The end result is that I get line feeds and all the content in the messages window of SMSS. Of course, it only allows for a single cell - if you want to do a single cell from a number of rows, you could do this:

declare @T varchar(max)=''
select @T=@T
       + isnull(dbo.f_functiondeliveringbigformattedtext(x.a),'NOTHINGFOUND!')
       + replicate(char(13),4)
from x -- table containing multiple rows and a value in column a
print @T

I use this to validate JSON strings generated by SQL code. Too hard to read otherwise!

0

PowerShell Alternative

This is an old post and I read through the answers. Still, I found it a bit too painful to output multi-line large text fields unaltered from SSMS. I ended up writing a small C# program for my needs, but got to thinking it could probably be done using the command line. Turns out, it is fairly easy to do so with PowerShell.

Start by installing the SqlServer module from an administrative PowerShell.

Install-Module -Name SqlServer

Use Invoke-Sqlcmd to run your query:

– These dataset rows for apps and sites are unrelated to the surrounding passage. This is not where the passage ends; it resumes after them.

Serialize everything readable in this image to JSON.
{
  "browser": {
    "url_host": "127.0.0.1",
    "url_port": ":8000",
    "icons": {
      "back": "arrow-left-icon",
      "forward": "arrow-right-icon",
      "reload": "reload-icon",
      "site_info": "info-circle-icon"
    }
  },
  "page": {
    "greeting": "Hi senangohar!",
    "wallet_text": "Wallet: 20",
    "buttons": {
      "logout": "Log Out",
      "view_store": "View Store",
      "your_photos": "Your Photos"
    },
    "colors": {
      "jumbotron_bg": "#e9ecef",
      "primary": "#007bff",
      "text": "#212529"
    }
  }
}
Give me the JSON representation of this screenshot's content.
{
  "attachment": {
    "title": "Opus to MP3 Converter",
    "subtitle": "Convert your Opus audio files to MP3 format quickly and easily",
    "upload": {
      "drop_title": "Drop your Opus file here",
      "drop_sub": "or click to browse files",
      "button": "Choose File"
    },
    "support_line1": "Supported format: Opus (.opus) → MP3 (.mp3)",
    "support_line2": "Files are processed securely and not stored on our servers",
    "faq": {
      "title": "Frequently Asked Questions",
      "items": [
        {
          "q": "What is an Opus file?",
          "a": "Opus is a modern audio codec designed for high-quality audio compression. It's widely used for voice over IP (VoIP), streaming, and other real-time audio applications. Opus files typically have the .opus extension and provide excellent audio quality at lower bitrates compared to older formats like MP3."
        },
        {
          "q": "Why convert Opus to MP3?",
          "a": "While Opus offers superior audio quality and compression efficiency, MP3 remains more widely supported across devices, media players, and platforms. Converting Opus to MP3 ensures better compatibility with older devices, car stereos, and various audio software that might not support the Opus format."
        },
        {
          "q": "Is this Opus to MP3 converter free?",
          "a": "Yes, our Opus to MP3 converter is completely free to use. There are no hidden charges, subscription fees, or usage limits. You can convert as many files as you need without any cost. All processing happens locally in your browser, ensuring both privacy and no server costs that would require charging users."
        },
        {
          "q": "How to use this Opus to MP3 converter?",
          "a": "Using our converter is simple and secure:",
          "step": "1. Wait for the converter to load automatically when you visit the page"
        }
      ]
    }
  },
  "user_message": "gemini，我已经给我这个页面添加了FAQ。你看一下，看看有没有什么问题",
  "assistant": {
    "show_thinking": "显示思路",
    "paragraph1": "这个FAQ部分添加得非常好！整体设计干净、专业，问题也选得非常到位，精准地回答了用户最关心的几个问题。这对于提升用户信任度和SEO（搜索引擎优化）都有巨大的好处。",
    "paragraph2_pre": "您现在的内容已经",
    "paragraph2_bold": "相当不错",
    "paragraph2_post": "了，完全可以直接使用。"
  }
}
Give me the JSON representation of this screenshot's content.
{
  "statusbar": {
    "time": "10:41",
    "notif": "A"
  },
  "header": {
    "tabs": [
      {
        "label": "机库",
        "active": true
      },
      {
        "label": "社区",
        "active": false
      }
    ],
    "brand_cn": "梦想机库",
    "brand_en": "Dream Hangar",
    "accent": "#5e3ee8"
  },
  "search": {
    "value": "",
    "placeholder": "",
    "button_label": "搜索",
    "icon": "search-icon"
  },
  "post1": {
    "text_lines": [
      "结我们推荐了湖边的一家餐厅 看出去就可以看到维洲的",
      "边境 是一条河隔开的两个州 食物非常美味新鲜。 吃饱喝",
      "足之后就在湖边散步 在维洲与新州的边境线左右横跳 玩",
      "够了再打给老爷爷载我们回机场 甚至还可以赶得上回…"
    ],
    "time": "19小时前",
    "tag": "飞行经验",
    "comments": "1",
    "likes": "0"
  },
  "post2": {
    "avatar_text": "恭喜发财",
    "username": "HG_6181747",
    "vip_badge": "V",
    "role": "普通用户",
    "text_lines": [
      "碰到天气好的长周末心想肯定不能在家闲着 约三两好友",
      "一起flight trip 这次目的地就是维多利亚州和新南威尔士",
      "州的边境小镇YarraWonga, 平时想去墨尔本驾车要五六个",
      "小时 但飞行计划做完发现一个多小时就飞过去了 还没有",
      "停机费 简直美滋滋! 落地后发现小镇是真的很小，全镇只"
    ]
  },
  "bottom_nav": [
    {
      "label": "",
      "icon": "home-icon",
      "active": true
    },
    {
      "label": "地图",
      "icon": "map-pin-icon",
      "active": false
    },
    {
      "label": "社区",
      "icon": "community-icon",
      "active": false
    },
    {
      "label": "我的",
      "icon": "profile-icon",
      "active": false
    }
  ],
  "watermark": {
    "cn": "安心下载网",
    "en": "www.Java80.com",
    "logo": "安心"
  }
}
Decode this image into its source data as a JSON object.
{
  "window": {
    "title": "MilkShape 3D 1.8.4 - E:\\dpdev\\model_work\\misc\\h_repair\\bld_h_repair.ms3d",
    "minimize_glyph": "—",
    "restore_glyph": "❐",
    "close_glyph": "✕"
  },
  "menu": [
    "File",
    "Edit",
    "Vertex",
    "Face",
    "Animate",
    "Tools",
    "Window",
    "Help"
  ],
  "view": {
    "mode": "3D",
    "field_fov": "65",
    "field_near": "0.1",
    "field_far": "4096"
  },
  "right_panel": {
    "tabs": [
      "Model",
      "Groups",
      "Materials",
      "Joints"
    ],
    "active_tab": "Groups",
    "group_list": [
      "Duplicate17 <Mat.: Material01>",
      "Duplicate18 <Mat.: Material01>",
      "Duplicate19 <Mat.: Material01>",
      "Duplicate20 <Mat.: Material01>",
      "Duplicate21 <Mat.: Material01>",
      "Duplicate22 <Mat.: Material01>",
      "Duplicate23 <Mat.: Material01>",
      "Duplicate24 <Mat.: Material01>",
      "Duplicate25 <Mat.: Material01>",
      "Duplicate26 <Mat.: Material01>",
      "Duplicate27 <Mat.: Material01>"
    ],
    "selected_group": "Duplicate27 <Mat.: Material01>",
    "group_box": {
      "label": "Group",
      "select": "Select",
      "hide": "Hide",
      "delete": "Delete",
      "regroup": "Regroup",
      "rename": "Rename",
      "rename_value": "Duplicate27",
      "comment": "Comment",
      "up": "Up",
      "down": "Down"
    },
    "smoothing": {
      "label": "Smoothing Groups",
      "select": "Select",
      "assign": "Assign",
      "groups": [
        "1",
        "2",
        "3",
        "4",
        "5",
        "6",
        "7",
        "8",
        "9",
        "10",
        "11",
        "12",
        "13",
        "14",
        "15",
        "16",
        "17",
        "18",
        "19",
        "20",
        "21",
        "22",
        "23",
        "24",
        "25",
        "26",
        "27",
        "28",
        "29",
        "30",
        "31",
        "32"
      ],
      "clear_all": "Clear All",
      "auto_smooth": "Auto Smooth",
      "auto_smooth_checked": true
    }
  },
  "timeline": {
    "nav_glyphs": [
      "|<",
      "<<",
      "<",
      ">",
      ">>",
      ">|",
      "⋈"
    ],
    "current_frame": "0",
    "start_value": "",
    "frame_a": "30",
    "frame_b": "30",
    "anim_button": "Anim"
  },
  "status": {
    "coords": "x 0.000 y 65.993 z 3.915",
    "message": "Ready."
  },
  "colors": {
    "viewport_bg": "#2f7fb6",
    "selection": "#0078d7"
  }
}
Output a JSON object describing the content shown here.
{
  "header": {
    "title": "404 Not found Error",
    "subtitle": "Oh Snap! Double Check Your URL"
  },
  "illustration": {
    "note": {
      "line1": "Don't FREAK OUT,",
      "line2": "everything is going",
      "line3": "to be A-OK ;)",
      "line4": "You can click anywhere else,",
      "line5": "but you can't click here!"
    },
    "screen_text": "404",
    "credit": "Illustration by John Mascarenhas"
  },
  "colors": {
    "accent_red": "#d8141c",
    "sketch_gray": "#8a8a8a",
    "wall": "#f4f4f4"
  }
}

$Rows = Invoke-Sqlcmd -Query "select BigColumn from SomeTable where Id = 123" `
    -As DataRows -MaxCharLength 1000000 -ConnectionString $ConnectionString

This will return an array of rows that you can output to the console as follows:

$Rows[0].BigColumn

Or output to a file as follows:

$Rows[0].BigColumn | Out-File -FilePath .\output.txt -Encoding UTF8

The result is a beautiful un-truncated text written to a file for viewing/editing. I am sure there is a similar command to save back the text to SQL Server, although that seems like a different question.

EDIT: It turns out that there was an answer by @dvlsc that described this approach as a secondary solution. I think because it was listed as a secondary answer, is the reason I missed it in the first place. I am going to leave my answer which focuses on the PowerShell approach, but wanted to at least give credit where it was due.

-1

The easiest way to quickly view large varchar/text column:

declare @t varchar(max)

select @t = long_column from table

print @t
1
  • 11
    But text is still truncated :-( – Rasmus Nov 9 '18 at 9:12

Your Answer

By clicking “Post Your Answer”, you agree to our terms of service, privacy policy and cookie policy

Not the answer you're looking for? Browse other questions tagged or ask your own question.